In a long-awaited step towards reducing pollution, the British government is poised to phase out certain products and replace them with biodegradable alternatives.
Two years ago, the extent of Britain’s plastic waste problem came to light.
Though the nation claims to be a world leader in tackling this kind of pollution, it was revealed by Greenpeace that despite our best efforts to protect the environment, more than half of what British authorities say is being recycled is instead ending up overseas piled into mountains, burned, or left spilling into the ocean.
The UK is the second largest producer of plastic on the planet, a statistic that needs to change.
To this end, the non-profit began calling on the government to set legally-binding targets on retailers to cut single-use plastic production in half by 2025.
Fast forward to today, and it seems as though their prayers were answered because according to the Department for Environment, Food and Rural Affairs (DEFRA), a suite of plastic products including cutlery, plates, trays, bowls, polystyrene cups, and food containers will be phased out.
While it’s unclear when exactly this will come into effect, the move has been welcomed for seeking to reduce the number of single-use plastic items that England uses every year (primarily relating to takeaways, which makes up the largest share of litter in the Earth’s seas).
Figures suggest that, at present, this total amounts to about 1.1bn single-use plates and 4.25bn of such cutlery – only 10% of which are ‘recycled.’ For this reason, environment secretary Thérèse Coffey is gearing to ban them.
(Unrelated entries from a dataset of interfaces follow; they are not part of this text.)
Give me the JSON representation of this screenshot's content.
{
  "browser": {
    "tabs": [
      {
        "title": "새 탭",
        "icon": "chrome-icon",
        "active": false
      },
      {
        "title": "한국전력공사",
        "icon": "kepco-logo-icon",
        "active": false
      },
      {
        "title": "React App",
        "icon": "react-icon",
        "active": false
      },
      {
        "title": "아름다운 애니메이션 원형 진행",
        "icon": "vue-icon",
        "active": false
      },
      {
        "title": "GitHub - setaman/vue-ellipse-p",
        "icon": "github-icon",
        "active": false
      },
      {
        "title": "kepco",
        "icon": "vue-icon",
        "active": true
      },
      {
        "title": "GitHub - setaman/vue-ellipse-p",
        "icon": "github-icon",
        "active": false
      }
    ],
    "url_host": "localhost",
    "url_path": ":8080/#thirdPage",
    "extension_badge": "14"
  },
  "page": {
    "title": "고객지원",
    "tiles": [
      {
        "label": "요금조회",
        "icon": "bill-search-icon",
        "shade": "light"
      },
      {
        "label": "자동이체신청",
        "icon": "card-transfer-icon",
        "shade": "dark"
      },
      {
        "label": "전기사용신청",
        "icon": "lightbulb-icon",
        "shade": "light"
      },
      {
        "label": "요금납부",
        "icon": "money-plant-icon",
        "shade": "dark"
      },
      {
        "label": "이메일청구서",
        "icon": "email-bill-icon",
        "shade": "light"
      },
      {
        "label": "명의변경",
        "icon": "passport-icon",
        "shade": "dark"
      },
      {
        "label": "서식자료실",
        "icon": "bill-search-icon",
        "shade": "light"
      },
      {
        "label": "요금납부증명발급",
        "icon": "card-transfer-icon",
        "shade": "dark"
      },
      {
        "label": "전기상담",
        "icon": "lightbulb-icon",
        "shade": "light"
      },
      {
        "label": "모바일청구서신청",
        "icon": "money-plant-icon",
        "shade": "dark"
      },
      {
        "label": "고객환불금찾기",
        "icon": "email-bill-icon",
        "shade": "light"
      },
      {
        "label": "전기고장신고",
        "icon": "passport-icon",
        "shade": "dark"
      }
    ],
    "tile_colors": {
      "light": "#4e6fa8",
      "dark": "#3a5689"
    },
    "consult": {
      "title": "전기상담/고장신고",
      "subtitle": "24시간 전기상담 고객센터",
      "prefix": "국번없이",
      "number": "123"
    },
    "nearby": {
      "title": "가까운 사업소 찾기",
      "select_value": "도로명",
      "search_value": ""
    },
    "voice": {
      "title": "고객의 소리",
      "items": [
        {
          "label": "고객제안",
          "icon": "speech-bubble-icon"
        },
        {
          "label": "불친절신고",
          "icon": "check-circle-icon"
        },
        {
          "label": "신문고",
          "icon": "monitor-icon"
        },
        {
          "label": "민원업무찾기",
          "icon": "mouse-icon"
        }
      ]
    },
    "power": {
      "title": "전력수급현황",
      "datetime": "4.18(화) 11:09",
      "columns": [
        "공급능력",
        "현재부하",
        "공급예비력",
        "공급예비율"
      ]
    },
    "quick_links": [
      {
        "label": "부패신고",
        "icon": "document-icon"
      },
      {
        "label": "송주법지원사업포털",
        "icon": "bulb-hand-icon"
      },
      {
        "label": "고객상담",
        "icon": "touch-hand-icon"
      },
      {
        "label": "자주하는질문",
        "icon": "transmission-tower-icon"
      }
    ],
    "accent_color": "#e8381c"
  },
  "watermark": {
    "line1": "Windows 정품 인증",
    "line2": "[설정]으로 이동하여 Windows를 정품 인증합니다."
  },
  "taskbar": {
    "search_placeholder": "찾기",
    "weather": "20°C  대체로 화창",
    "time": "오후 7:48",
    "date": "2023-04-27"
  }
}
‘A plastic fork can take 200 years to decompose, that is two centuries in landfill or polluting our oceans,’ she said.